Indeed, if the goodwill-and-sincerity quotient found on both sides of a given issue is seen as just cause either to sidestep the issue or seek a middle-ground compromise, it’s hard to think of very many doctrinal or moral issues in Christian circles which wouldn’t be either neutralized or dismissed as needlessly divisive. Indeed, our Lord’s own statement about peace, swords, and family variances (Matt. 10:34-37) would be difficult if not impossible to sustain.
Pleasing as many and offending as few as possible is neither the way of Scripture nor that of history’s great heroes of peace, justice, and liberty. Right and wrong, truth and error, inevitably invite those of settled, sincere, yet opposite convictions to part with one another. One Ralph McGill, who rose to serve as executive editor of the Atlanta Journal-Constitution in the mid-twentieth century, understood this fact well. After seeing the impact of Hitler’s anti-Jewish policies in the late 1930s, he wrote editorials attacking racial segregation in the Southern United States, only to have bullets fired through his windows at home and crude bombs left in his mailbox .
But he wasn’t deterred. On February 10, 1959, in an address on the racial issue delivered at the University of Kentucky in Lexington, McGill declared to the student body there assembled:
There comes a time when you must stand and fight for what you believe, for what you know is right and true—or else tuck tail and run .
The same holds true for God’s people today.
1. Mark A. Noll, A History of Christianity in the United States and Canada (Grand Rapids, MI: W.B. Erdmanns Publishing Co, 1992), pp. 322-323.
2. Kim Allan Johnson, “A Grievous Leadership Failure,” Spectrum, Oct. 25, 2019 https://spectrummagazine.org/views/2019/grievous-leadership-failure
3. James Rafferty, How Jesus Was Like Us (Jasper, OR: Red Frame Publishing, 2013), p. 16.
4. “Ralph McGill” https://en.wikipedia.org/wiki/Ralph_McGill
5. John Egerton, Speak Now Against the Day: The Generation Before the Civil Rights Movement in the South (New York: Alfred A. Knopf, 1994), p. 627.

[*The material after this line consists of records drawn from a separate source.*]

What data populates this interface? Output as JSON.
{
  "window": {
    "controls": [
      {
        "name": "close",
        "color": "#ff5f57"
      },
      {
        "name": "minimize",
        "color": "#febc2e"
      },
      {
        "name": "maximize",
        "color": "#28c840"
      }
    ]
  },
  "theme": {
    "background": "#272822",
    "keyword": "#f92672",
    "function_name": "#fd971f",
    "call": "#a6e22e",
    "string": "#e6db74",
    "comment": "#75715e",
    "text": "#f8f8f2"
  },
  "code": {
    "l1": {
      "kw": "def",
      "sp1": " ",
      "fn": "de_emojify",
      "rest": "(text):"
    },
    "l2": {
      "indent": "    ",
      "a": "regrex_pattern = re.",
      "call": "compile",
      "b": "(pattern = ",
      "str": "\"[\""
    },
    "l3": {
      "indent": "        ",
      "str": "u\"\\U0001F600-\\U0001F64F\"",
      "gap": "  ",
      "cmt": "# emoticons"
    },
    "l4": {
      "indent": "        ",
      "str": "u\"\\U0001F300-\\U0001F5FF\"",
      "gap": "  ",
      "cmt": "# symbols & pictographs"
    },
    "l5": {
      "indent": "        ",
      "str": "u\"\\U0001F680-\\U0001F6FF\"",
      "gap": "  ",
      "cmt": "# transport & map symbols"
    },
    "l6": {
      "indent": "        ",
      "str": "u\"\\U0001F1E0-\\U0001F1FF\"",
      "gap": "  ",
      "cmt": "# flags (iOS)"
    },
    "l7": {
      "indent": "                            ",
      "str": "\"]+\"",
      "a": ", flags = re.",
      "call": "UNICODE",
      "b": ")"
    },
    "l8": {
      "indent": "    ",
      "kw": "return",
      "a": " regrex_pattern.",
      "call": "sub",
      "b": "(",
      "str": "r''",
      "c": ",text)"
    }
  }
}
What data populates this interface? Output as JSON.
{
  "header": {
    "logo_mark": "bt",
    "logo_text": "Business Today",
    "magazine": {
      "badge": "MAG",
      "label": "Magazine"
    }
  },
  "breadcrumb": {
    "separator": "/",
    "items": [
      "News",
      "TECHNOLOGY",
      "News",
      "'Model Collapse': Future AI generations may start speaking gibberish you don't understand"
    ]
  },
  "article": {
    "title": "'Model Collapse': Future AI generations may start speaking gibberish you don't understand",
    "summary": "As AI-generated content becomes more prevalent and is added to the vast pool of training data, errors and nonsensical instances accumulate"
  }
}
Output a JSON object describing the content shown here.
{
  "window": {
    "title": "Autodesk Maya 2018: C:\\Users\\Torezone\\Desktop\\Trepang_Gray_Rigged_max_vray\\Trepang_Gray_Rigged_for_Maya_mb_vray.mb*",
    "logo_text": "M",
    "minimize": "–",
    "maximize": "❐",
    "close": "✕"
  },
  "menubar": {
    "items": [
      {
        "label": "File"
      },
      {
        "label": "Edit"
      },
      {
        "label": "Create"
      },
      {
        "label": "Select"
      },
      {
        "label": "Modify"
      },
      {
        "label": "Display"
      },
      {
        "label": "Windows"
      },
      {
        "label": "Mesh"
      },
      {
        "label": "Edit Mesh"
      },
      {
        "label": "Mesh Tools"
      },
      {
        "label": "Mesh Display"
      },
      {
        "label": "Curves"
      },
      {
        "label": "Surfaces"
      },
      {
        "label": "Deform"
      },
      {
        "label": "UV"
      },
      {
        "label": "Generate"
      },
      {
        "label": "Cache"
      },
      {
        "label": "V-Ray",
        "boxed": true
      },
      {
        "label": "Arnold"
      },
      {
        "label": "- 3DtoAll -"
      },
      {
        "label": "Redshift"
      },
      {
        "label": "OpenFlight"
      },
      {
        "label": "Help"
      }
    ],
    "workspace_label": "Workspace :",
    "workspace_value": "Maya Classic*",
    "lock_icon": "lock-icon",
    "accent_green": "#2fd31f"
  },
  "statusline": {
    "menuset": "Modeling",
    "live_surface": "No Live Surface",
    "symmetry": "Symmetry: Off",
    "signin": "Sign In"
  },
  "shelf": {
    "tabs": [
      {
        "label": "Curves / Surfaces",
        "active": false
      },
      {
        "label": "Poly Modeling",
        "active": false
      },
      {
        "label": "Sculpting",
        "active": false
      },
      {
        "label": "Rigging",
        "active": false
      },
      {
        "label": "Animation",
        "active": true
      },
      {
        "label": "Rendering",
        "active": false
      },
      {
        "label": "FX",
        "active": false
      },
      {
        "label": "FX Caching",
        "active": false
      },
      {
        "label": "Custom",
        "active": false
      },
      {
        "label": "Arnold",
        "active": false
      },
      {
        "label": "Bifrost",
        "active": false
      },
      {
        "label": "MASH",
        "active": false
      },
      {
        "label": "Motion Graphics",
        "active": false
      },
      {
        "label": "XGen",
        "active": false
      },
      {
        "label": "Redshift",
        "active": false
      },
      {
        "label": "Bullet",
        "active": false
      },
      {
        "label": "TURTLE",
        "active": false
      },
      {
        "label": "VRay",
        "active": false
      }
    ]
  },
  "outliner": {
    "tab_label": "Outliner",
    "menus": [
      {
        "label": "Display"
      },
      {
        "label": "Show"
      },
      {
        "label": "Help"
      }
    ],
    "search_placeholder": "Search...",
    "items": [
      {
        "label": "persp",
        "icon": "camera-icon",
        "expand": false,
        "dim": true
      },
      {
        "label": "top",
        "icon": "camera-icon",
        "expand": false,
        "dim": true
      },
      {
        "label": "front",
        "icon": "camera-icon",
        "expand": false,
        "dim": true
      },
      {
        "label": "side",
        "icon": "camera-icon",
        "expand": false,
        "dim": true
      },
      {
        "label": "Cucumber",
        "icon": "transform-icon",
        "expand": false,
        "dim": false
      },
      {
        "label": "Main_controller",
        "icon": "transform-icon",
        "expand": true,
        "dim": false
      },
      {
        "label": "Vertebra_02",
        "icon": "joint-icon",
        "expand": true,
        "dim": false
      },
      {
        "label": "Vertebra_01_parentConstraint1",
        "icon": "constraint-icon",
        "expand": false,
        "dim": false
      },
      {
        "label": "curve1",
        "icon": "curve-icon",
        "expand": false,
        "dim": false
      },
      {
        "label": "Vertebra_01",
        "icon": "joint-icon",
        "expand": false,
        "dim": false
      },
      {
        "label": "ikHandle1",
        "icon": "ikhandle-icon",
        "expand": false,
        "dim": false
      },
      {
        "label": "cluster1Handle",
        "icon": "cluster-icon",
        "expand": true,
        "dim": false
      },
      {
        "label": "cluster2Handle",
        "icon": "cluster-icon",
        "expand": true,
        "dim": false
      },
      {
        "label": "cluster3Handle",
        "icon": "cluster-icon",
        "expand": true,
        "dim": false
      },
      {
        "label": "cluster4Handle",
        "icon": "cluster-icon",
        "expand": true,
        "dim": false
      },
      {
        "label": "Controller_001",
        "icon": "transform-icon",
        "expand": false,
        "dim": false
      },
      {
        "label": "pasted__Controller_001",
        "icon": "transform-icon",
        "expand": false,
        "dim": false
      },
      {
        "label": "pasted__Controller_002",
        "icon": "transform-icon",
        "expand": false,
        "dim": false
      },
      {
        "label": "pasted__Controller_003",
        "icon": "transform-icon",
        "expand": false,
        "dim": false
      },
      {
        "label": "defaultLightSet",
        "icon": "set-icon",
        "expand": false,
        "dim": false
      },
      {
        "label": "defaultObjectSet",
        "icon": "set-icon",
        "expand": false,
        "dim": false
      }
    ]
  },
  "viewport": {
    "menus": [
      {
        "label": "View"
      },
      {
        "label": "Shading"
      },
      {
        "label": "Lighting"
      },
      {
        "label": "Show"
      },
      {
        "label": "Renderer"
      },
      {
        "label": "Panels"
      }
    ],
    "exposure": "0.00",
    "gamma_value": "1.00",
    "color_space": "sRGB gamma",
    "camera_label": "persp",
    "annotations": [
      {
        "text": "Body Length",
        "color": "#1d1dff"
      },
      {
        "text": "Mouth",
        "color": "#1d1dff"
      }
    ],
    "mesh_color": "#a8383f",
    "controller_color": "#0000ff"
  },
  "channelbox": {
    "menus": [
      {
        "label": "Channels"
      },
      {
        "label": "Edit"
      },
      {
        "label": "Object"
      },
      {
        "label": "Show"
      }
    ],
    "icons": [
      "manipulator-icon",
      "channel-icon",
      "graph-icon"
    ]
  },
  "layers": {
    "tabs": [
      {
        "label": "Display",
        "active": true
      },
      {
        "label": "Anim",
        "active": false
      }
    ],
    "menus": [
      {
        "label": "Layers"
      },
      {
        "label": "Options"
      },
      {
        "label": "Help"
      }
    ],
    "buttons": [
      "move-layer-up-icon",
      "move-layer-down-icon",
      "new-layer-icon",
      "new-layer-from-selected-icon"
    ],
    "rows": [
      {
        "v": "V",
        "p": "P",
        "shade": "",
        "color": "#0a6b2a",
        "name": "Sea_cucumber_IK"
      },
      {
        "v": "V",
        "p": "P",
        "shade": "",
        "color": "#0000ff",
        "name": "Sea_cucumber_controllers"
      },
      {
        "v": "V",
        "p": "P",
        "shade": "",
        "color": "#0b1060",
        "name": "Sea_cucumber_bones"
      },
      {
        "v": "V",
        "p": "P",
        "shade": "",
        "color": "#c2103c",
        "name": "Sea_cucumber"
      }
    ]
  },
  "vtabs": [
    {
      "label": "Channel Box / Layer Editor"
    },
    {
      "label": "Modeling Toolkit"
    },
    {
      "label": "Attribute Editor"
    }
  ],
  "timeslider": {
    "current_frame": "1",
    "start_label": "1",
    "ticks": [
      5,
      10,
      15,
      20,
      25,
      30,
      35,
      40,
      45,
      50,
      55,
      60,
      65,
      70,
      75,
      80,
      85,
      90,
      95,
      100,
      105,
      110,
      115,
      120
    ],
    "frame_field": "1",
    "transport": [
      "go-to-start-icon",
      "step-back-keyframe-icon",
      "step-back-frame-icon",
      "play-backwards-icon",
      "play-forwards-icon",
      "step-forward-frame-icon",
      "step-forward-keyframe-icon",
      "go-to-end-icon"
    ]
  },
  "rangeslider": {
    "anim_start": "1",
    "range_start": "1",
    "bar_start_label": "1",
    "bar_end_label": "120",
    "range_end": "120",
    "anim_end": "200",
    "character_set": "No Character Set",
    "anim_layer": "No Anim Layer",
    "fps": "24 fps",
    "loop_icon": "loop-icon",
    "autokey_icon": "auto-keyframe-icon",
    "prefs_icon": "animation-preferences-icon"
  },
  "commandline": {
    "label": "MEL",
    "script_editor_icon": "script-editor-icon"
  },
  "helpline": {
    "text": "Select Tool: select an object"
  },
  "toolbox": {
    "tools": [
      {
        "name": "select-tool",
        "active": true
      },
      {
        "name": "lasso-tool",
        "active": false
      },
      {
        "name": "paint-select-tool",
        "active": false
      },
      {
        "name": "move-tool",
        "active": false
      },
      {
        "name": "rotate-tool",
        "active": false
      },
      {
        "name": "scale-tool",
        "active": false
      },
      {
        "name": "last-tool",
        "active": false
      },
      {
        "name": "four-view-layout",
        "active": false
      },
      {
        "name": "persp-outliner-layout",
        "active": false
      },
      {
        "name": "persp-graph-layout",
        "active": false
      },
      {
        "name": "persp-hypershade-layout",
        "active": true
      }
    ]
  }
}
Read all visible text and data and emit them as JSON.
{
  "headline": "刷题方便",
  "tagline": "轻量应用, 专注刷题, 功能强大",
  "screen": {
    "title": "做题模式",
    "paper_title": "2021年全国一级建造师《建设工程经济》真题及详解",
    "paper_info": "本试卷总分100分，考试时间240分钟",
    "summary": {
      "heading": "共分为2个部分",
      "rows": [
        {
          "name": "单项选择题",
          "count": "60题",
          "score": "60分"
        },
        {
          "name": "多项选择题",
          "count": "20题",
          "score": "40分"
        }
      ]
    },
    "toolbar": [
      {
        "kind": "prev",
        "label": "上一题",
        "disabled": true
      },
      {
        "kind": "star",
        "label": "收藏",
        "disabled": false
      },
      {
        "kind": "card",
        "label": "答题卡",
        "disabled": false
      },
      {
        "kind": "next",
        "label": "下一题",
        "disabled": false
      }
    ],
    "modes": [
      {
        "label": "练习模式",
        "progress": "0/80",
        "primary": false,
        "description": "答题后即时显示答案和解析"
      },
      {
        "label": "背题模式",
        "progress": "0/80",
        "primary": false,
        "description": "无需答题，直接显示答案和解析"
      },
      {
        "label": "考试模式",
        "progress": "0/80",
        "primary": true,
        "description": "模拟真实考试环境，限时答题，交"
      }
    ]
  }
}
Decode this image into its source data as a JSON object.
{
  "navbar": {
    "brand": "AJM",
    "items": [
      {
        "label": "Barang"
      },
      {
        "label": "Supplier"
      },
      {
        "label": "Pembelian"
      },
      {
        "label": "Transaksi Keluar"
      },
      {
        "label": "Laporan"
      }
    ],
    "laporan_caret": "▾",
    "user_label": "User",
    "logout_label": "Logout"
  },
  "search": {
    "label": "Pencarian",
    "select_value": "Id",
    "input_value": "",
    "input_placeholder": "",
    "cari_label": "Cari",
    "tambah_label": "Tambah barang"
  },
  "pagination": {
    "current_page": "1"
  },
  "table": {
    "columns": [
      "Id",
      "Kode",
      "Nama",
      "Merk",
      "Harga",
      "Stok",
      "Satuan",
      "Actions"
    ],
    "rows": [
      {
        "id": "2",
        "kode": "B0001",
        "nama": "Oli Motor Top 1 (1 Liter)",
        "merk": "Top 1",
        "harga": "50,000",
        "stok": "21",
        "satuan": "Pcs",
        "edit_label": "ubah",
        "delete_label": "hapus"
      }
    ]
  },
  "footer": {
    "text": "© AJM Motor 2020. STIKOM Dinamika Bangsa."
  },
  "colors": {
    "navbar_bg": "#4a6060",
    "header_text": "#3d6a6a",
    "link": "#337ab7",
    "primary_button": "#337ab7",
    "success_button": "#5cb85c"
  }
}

Pastor Kevin Paulson holds a Bachelor’s degree in theology from Pacific Union College, a Master of Arts in systematic theology from Loma Linda University, and a Master of Divinity from the SDA Theological Seminary at Andrews University. He served the Greater New York Conference of Seventh-day Adventists for ten years as a Bible instructor, evangelist, and local pastor. He writes regularly for Liberty magazine and does script writing for various evangelistic ministries within the denomination. He continues to hold evangelistic and revival meetings throughout the North American Division and beyond, and is a sought-after seminar speaker relative to current issues in the Seventh-day Adventist Church. He presently resides in Berrien Springs, Michigan